• **What to do**
Only the lines with the string "caption" are needed; return each of them from the entries below.

:: Information shown

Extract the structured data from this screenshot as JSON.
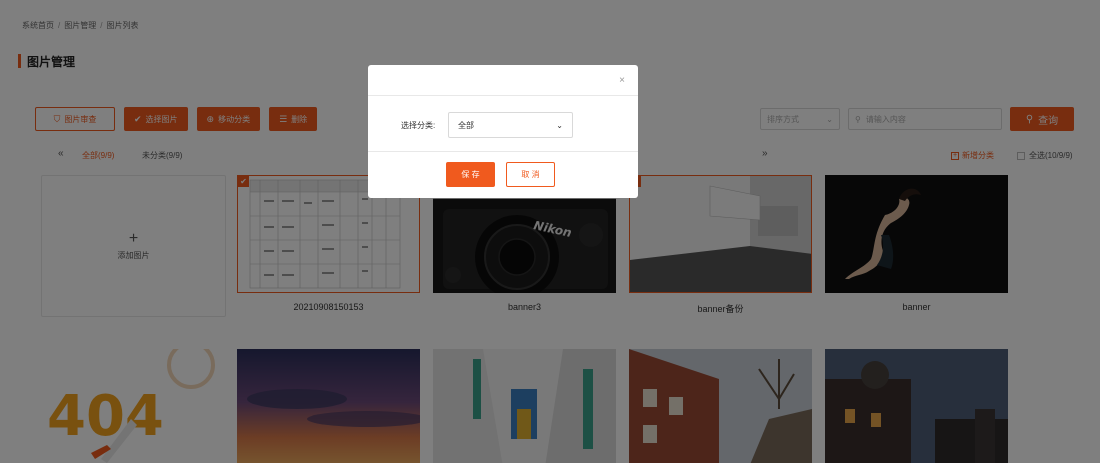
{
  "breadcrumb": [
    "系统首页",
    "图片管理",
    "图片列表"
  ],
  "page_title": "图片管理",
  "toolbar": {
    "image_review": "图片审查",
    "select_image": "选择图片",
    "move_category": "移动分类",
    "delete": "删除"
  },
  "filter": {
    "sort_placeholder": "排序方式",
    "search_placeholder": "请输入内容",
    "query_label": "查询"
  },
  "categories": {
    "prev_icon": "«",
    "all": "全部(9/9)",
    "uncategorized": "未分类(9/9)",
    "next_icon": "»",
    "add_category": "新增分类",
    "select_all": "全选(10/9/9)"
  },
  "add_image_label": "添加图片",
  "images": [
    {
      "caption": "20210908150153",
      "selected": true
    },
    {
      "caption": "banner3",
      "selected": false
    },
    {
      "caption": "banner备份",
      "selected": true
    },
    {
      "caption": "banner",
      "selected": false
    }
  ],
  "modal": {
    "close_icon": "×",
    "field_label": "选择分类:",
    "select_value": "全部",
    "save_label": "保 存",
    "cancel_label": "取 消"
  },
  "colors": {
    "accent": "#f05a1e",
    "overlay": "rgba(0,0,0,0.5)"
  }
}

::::
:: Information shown

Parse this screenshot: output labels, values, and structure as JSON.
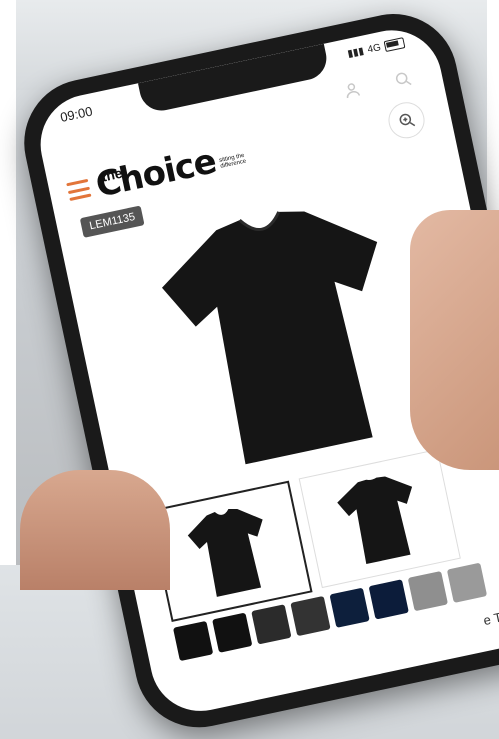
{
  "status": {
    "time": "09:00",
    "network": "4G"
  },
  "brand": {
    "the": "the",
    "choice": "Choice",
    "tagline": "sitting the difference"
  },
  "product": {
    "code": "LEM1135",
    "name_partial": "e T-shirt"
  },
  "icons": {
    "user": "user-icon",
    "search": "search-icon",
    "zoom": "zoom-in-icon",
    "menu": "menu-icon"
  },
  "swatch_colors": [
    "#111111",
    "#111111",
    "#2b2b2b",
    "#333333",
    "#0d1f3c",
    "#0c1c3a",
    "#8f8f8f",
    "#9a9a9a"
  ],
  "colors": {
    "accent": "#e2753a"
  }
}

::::

• **Written reply**
      "caption": "20210908150153",
      "caption": "banner3",
      "caption": "banner备份",
      "caption": "banner",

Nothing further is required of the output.